Entries from a dataset of interfaces
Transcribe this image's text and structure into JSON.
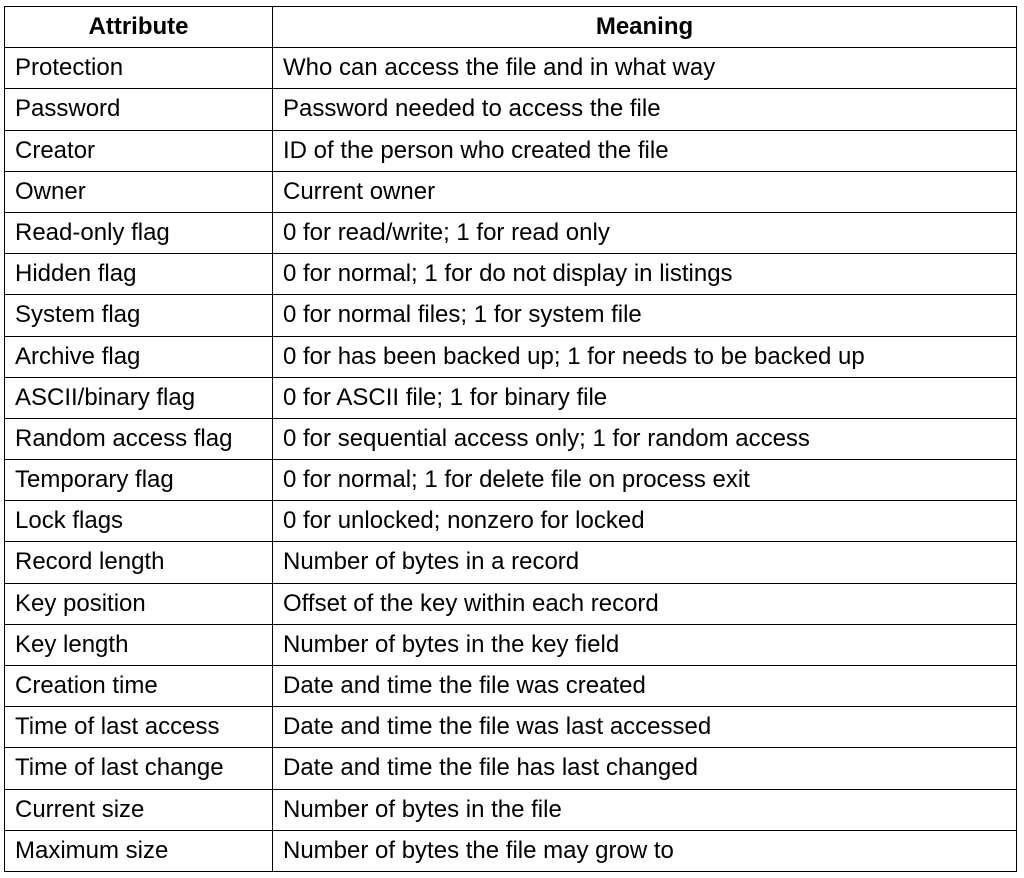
{
  "table": {
    "headers": {
      "attribute": "Attribute",
      "meaning": "Meaning"
    },
    "rows": [
      {
        "attribute": "Protection",
        "meaning": "Who can access the file and in what way"
      },
      {
        "attribute": "Password",
        "meaning": "Password needed to access the file"
      },
      {
        "attribute": "Creator",
        "meaning": "ID of the person who created the file"
      },
      {
        "attribute": "Owner",
        "meaning": "Current owner"
      },
      {
        "attribute": "Read-only flag",
        "meaning": "0 for read/write; 1 for read only"
      },
      {
        "attribute": "Hidden flag",
        "meaning": "0 for normal; 1 for do not display in listings"
      },
      {
        "attribute": "System flag",
        "meaning": "0 for normal files; 1 for system file"
      },
      {
        "attribute": "Archive flag",
        "meaning": "0 for has been backed up; 1 for needs to be backed up"
      },
      {
        "attribute": "ASCII/binary flag",
        "meaning": "0 for ASCII file; 1 for binary file"
      },
      {
        "attribute": "Random access flag",
        "meaning": "0 for sequential access only; 1 for random access"
      },
      {
        "attribute": "Temporary flag",
        "meaning": "0 for normal; 1 for delete file on process exit"
      },
      {
        "attribute": "Lock flags",
        "meaning": "0 for unlocked; nonzero for locked"
      },
      {
        "attribute": "Record length",
        "meaning": "Number of bytes in a record"
      },
      {
        "attribute": "Key position",
        "meaning": "Offset of the key within each record"
      },
      {
        "attribute": "Key length",
        "meaning": "Number of bytes in the key field"
      },
      {
        "attribute": "Creation time",
        "meaning": "Date and time the file was created"
      },
      {
        "attribute": "Time of last access",
        "meaning": "Date and time the file was last accessed"
      },
      {
        "attribute": "Time of last change",
        "meaning": "Date and time the file has last changed"
      },
      {
        "attribute": "Current size",
        "meaning": "Number of bytes in the file"
      },
      {
        "attribute": "Maximum size",
        "meaning": "Number of bytes the file may grow to"
      }
    ]
  }
}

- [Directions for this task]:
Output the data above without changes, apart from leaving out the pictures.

- [Response]:
Transcribe this image's text and structure into JSON.
{
  "table": {
    "headers": {
      "attribute": "Attribute",
      "meaning": "Meaning"
    },
    "rows": [
      {
        "attribute": "Protection",
        "meaning": "Who can access the file and in what way"
      },
      {
        "attribute": "Password",
        "meaning": "Password needed to access the file"
      },
      {
        "attribute": "Creator",
        "meaning": "ID of the person who created the file"
      },
      {
        "attribute": "Owner",
        "meaning": "Current owner"
      },
      {
        "attribute": "Read-only flag",
        "meaning": "0 for read/write; 1 for read only"
      },
      {
        "attribute": "Hidden flag",
        "meaning": "0 for normal; 1 for do not display in listings"
      },
      {
        "attribute": "System flag",
        "meaning": "0 for normal files; 1 for system file"
      },
      {
        "attribute": "Archive flag",
        "meaning": "0 for has been backed up; 1 for needs to be backed up"
      },
      {
        "attribute": "ASCII/binary flag",
        "meaning": "0 for ASCII file; 1 for binary file"
      },
      {
        "attribute": "Random access flag",
        "meaning": "0 for sequential access only; 1 for random access"
      },
      {
        "attribute": "Temporary flag",
        "meaning": "0 for normal; 1 for delete file on process exit"
      },
      {
        "attribute": "Lock flags",
        "meaning": "0 for unlocked; nonzero for locked"
      },
      {
        "attribute": "Record length",
        "meaning": "Number of bytes in a record"
      },
      {
        "attribute": "Key position",
        "meaning": "Offset of the key within each record"
      },
      {
        "attribute": "Key length",
        "meaning": "Number of bytes in the key field"
      },
      {
        "attribute": "Creation time",
        "meaning": "Date and time the file was created"
      },
      {
        "attribute": "Time of last access",
        "meaning": "Date and time the file was last accessed"
      },
      {
        "attribute": "Time of last change",
        "meaning": "Date and time the file has last changed"
      },
      {
        "attribute": "Current size",
        "meaning": "Number of bytes in the file"
      },
      {
        "attribute": "Maximum size",
        "meaning": "Number of bytes the file may grow to"
      }
    ]
  }
}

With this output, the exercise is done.